(YOUR GOAL): Examine the records below and count how many lines contain the string "subtitle". Give only the number.

START DATA EXTRACT

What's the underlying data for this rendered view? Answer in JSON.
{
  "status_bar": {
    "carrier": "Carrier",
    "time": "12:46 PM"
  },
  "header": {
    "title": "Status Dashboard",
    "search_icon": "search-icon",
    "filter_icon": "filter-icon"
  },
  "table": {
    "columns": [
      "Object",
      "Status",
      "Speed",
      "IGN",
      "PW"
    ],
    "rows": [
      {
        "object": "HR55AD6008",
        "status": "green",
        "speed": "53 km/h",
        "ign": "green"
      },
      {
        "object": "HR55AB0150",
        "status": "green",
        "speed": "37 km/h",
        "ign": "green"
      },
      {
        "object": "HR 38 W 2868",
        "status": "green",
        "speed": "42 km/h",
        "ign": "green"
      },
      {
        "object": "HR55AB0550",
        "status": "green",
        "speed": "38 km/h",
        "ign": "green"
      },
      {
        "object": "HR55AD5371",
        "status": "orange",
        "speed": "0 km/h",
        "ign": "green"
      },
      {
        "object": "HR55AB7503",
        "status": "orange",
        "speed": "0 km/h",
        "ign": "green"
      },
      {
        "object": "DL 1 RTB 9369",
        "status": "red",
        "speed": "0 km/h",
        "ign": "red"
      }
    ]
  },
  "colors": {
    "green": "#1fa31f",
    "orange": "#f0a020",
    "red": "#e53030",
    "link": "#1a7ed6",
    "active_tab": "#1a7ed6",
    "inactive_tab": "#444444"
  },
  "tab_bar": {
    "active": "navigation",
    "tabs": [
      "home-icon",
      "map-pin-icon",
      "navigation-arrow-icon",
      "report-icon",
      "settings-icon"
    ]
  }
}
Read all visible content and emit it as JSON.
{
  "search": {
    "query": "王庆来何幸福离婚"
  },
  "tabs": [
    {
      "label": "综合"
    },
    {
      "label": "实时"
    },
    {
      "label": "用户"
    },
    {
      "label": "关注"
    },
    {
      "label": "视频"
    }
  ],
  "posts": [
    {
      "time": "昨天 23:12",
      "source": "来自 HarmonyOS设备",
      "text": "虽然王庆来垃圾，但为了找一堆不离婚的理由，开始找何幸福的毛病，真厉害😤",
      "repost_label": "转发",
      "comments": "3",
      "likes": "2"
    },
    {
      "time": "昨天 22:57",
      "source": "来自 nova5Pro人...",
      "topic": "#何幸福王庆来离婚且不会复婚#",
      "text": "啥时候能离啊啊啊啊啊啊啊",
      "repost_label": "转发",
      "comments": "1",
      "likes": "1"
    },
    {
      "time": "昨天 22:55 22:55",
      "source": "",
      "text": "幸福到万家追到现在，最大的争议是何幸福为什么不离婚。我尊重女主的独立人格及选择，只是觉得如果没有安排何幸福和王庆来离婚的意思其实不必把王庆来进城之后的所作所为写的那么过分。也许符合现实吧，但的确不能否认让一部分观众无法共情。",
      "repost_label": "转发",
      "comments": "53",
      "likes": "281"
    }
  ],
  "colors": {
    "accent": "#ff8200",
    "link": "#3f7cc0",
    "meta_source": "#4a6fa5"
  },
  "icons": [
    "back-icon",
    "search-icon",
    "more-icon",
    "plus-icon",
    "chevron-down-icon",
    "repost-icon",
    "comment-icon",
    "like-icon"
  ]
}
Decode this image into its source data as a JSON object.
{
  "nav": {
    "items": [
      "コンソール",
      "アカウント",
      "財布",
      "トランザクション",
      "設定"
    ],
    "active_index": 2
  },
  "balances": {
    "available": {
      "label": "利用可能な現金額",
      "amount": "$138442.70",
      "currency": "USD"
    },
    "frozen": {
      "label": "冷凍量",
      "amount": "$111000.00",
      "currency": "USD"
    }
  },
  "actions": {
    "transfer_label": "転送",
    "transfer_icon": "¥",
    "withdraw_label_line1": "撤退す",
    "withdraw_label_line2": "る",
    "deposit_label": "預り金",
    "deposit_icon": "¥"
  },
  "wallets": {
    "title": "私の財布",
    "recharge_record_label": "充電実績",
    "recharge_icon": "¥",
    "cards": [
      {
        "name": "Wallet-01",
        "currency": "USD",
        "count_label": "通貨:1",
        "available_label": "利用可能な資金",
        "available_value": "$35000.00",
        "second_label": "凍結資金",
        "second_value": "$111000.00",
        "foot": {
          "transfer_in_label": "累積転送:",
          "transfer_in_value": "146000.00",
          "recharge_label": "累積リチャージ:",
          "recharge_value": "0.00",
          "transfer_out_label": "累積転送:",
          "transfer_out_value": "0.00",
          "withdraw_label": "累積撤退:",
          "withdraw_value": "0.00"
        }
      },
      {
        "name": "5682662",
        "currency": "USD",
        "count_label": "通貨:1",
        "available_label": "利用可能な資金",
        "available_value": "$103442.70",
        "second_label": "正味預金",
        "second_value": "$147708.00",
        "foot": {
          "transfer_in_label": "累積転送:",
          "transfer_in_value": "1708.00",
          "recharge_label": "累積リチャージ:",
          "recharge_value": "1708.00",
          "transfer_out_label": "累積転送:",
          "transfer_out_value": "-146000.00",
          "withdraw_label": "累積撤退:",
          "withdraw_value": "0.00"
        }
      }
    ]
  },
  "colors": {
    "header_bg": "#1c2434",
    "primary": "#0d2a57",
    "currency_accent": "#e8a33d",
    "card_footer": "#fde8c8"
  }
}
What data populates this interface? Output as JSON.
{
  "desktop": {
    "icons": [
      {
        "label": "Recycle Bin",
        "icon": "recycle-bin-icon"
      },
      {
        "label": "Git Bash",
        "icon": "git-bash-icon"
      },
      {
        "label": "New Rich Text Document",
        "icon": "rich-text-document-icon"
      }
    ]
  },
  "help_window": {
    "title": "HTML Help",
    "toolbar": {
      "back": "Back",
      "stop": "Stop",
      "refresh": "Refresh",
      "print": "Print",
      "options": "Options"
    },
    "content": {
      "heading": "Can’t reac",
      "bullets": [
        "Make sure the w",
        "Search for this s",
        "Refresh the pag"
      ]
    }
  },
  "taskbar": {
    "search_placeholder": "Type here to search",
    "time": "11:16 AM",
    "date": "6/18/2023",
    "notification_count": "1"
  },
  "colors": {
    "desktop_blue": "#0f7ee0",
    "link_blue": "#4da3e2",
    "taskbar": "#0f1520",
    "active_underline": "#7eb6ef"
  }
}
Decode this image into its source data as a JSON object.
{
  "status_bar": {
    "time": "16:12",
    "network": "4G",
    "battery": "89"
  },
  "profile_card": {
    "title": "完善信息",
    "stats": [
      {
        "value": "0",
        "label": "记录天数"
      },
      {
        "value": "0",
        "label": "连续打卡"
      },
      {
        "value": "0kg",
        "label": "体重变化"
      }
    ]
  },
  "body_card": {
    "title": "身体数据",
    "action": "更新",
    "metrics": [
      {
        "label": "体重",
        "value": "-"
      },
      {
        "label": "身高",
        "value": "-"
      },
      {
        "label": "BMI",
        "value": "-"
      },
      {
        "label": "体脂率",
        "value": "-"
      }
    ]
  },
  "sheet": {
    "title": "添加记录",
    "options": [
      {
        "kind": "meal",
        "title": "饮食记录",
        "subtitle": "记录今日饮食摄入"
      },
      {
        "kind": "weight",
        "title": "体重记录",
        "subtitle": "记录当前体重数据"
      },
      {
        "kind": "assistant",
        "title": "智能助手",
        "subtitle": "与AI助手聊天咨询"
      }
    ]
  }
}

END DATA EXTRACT

(SOLUTION BELOW): 3